> **EXTRACTED MATERIAL**
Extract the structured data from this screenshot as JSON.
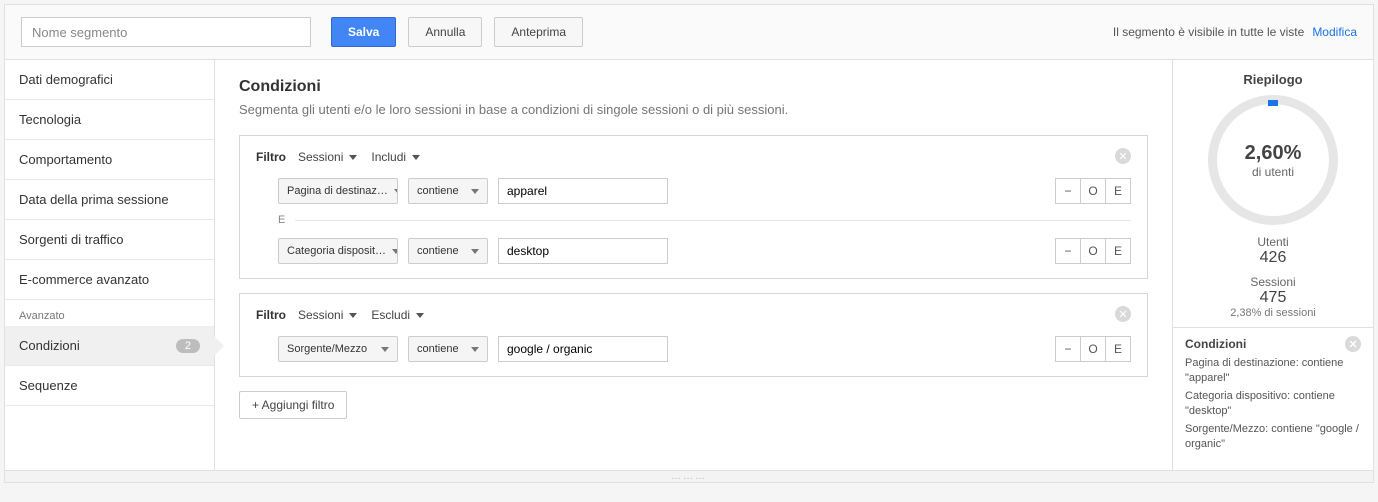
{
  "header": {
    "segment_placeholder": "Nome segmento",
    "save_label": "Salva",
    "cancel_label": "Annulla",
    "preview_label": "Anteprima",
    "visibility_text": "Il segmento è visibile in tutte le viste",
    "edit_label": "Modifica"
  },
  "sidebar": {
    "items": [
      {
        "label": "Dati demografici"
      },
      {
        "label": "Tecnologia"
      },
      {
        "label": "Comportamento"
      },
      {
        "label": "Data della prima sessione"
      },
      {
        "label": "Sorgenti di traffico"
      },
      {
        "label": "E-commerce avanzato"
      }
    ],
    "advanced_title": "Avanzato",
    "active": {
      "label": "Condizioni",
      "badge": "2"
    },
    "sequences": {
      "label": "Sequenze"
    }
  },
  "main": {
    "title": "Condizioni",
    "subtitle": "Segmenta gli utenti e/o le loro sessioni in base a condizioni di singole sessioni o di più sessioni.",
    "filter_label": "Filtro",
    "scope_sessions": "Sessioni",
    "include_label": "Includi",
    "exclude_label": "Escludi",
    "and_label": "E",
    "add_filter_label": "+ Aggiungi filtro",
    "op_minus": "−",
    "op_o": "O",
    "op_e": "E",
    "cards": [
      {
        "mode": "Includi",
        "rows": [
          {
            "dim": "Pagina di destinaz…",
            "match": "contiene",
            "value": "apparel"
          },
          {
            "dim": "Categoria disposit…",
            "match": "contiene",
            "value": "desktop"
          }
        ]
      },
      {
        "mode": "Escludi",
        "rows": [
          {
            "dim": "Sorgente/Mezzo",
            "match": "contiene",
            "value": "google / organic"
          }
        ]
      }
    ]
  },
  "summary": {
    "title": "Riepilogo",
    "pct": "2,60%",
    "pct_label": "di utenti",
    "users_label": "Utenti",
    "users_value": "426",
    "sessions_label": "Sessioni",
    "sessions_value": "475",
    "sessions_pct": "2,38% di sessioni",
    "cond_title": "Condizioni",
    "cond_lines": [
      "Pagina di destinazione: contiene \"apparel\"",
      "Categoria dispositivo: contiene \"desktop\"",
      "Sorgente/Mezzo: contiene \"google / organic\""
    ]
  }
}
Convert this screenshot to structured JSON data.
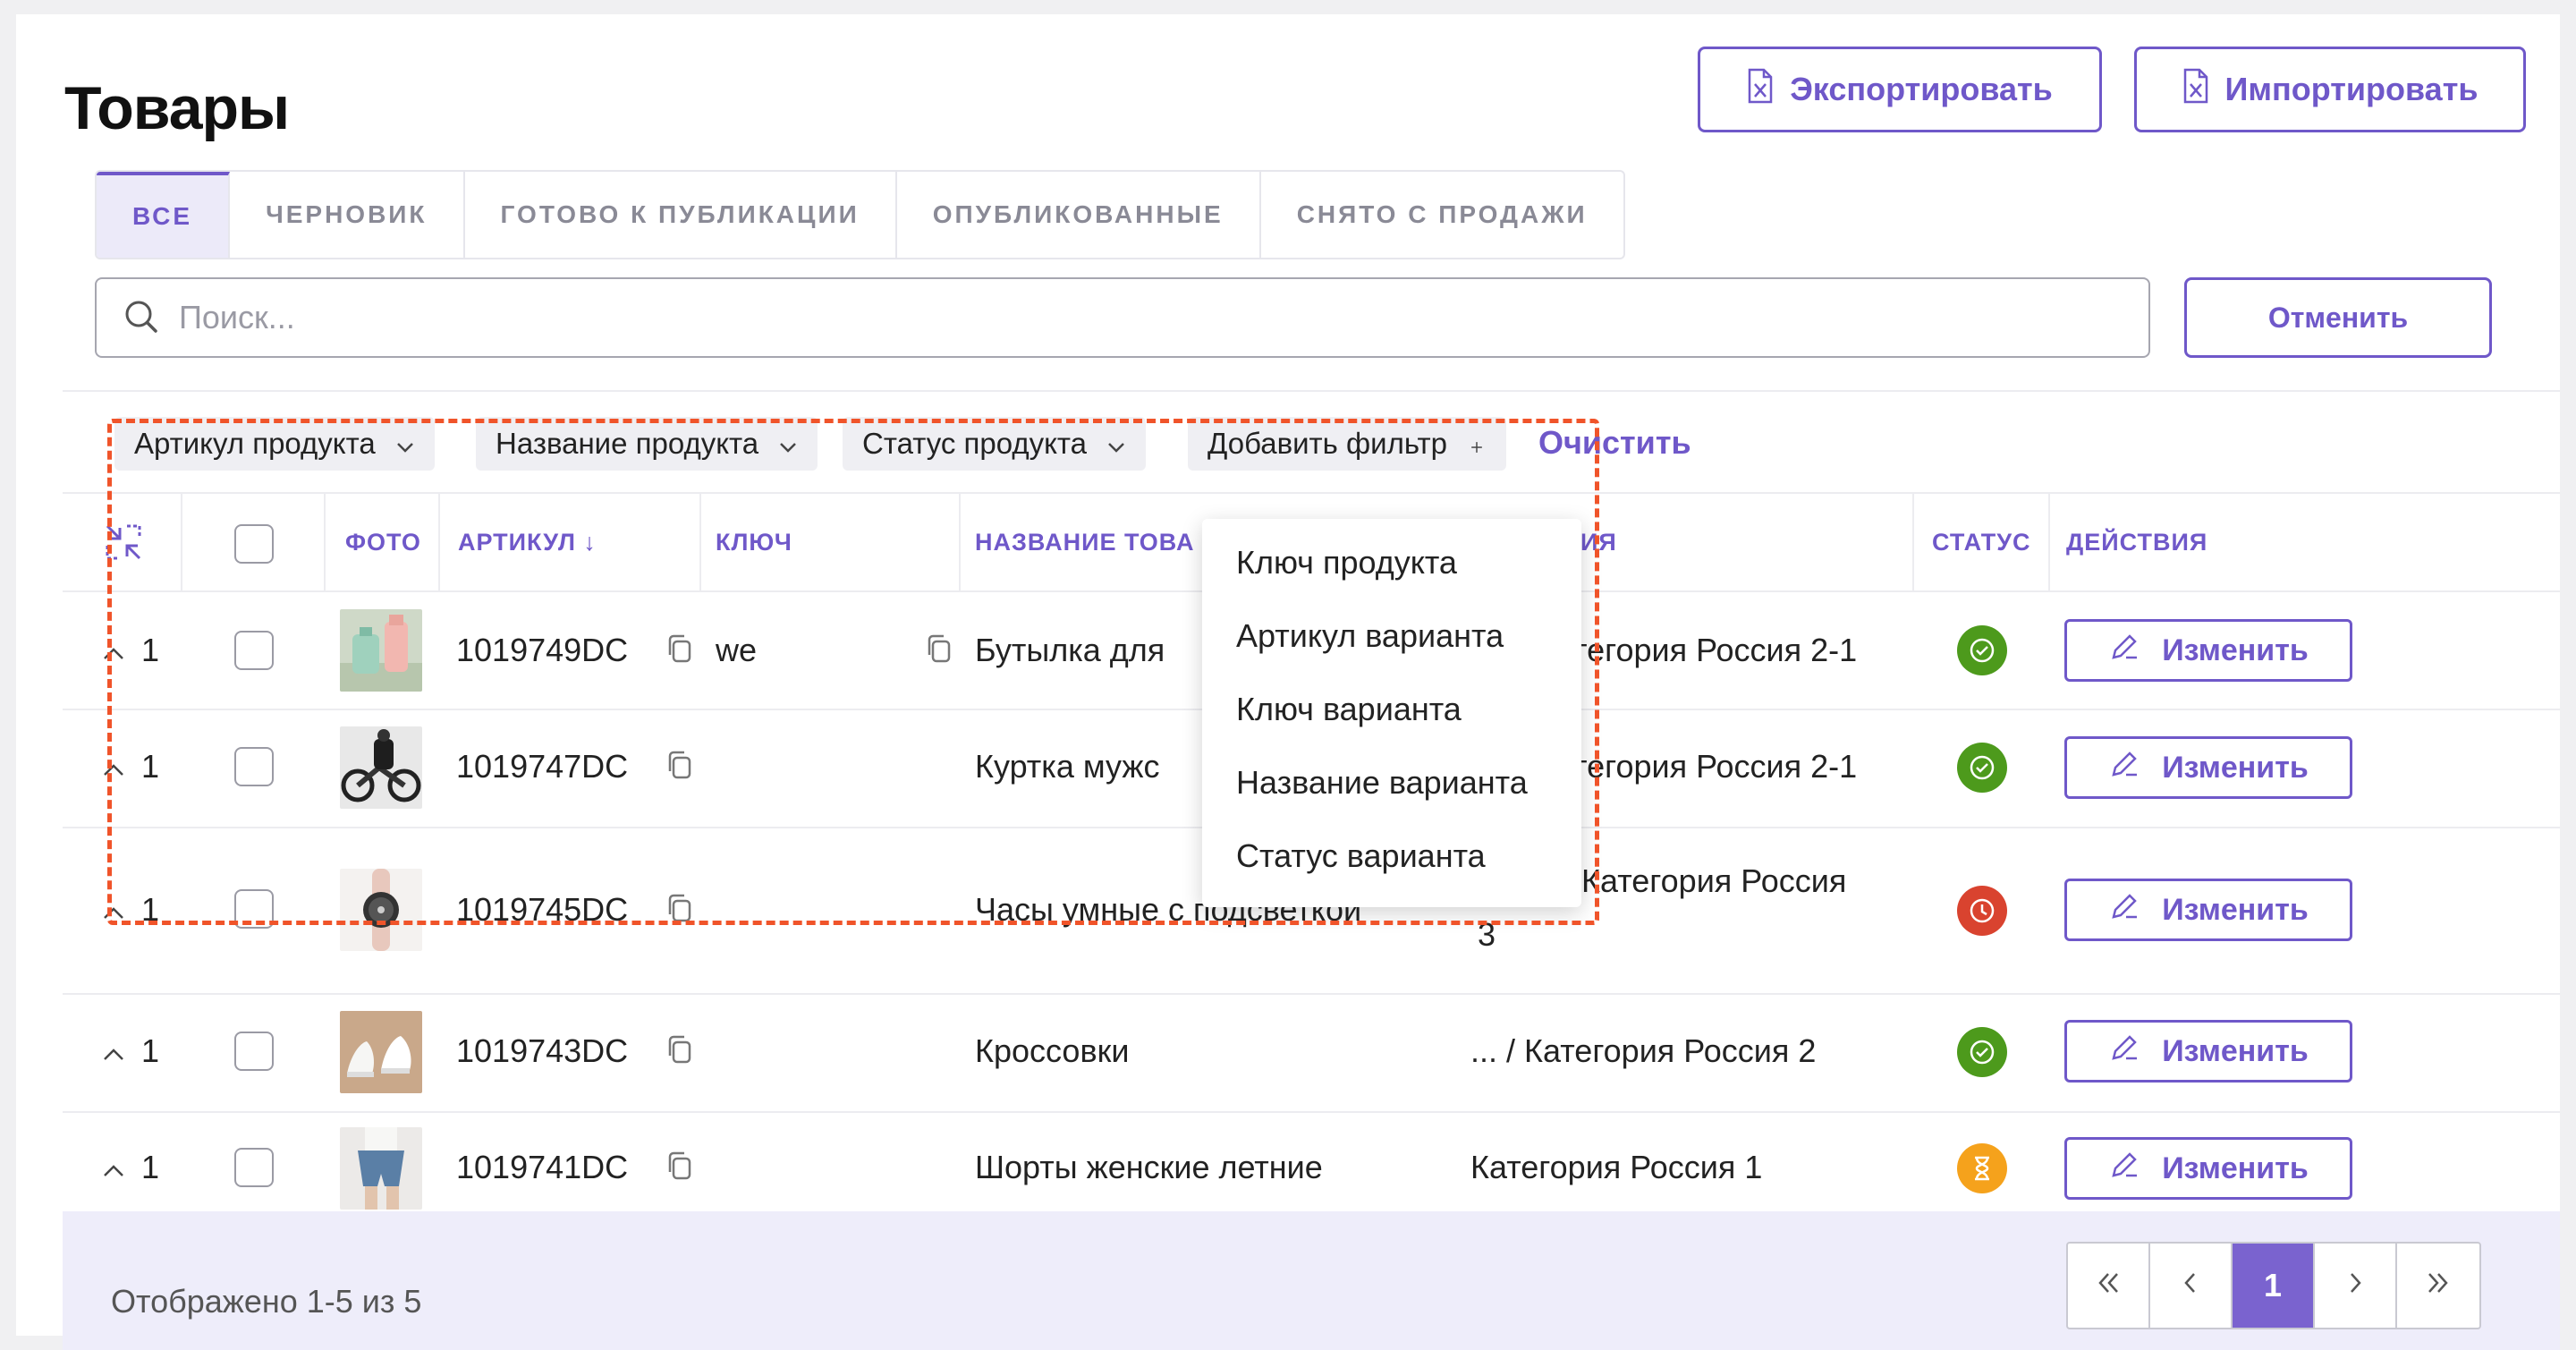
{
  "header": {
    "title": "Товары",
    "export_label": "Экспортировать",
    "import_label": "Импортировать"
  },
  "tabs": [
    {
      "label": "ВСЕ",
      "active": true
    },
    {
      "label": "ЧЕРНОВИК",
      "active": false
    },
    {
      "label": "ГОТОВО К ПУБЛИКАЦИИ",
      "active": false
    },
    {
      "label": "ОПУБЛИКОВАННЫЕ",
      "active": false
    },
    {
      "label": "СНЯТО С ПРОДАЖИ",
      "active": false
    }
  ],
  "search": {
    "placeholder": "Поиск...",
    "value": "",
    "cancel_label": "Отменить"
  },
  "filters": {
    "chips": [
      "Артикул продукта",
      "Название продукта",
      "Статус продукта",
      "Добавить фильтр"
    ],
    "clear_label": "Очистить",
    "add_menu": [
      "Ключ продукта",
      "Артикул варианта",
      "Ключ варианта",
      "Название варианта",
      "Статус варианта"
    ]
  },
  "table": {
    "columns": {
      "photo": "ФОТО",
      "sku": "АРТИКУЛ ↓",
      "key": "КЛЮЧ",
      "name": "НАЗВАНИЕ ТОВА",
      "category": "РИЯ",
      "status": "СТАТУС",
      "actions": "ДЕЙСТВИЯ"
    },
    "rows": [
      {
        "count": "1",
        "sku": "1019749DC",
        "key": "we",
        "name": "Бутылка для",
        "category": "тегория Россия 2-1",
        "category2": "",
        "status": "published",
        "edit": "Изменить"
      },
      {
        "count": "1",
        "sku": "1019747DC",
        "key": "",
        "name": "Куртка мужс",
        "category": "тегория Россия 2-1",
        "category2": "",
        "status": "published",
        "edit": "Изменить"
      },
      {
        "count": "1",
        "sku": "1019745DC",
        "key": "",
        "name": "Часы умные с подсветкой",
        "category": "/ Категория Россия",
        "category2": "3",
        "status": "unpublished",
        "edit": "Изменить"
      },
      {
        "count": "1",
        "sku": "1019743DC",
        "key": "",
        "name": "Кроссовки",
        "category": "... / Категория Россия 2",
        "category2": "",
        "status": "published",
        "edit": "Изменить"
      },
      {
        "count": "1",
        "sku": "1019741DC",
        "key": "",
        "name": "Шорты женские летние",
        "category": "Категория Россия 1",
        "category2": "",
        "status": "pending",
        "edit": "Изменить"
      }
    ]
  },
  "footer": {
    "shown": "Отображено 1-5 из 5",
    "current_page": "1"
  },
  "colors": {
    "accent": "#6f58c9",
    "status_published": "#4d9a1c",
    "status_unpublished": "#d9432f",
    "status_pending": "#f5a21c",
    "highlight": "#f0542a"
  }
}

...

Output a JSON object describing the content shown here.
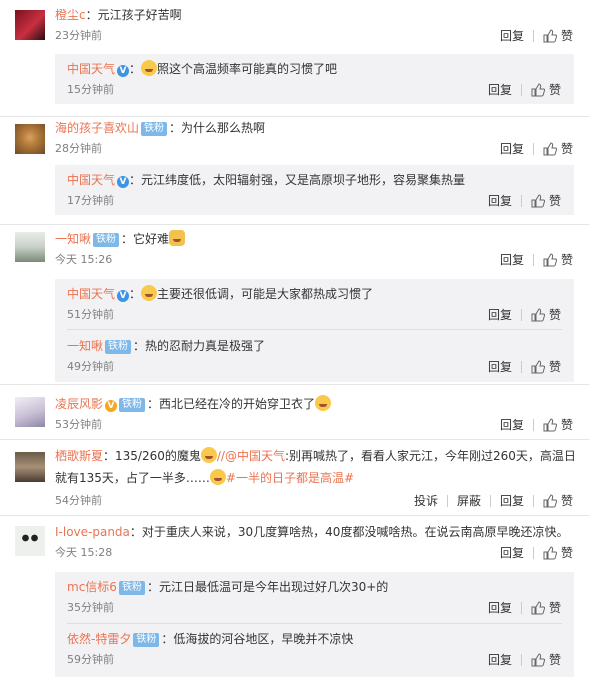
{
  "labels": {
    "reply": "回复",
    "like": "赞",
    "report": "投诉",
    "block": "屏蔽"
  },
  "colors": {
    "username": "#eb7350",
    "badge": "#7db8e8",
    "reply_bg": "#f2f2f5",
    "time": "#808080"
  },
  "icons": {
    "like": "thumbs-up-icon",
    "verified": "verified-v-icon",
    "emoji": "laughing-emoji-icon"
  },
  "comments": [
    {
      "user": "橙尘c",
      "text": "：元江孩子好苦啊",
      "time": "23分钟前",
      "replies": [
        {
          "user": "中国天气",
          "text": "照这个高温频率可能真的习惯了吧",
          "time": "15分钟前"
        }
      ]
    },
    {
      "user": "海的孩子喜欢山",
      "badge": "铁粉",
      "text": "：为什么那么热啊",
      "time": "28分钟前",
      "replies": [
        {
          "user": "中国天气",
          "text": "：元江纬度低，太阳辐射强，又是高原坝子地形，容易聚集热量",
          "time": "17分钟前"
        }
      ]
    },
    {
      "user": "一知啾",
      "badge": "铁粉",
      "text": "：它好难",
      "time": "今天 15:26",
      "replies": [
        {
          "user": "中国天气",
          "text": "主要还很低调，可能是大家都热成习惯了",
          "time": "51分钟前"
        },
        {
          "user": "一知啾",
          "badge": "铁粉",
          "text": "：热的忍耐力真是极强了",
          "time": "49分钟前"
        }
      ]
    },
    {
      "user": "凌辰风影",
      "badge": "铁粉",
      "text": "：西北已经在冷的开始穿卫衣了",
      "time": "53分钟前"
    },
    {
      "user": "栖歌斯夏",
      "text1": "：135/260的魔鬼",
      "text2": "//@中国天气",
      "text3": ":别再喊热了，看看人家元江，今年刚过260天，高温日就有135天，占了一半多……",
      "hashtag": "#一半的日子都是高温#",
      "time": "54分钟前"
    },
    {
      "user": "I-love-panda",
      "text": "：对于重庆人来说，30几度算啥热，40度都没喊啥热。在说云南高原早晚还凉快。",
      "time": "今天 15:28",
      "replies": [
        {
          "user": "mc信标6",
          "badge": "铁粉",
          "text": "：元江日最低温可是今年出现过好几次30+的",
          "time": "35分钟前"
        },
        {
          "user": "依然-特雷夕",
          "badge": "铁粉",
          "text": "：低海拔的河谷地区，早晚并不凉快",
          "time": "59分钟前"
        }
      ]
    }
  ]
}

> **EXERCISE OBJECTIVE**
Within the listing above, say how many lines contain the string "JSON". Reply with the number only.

> **SOLVED EXERCISE**
3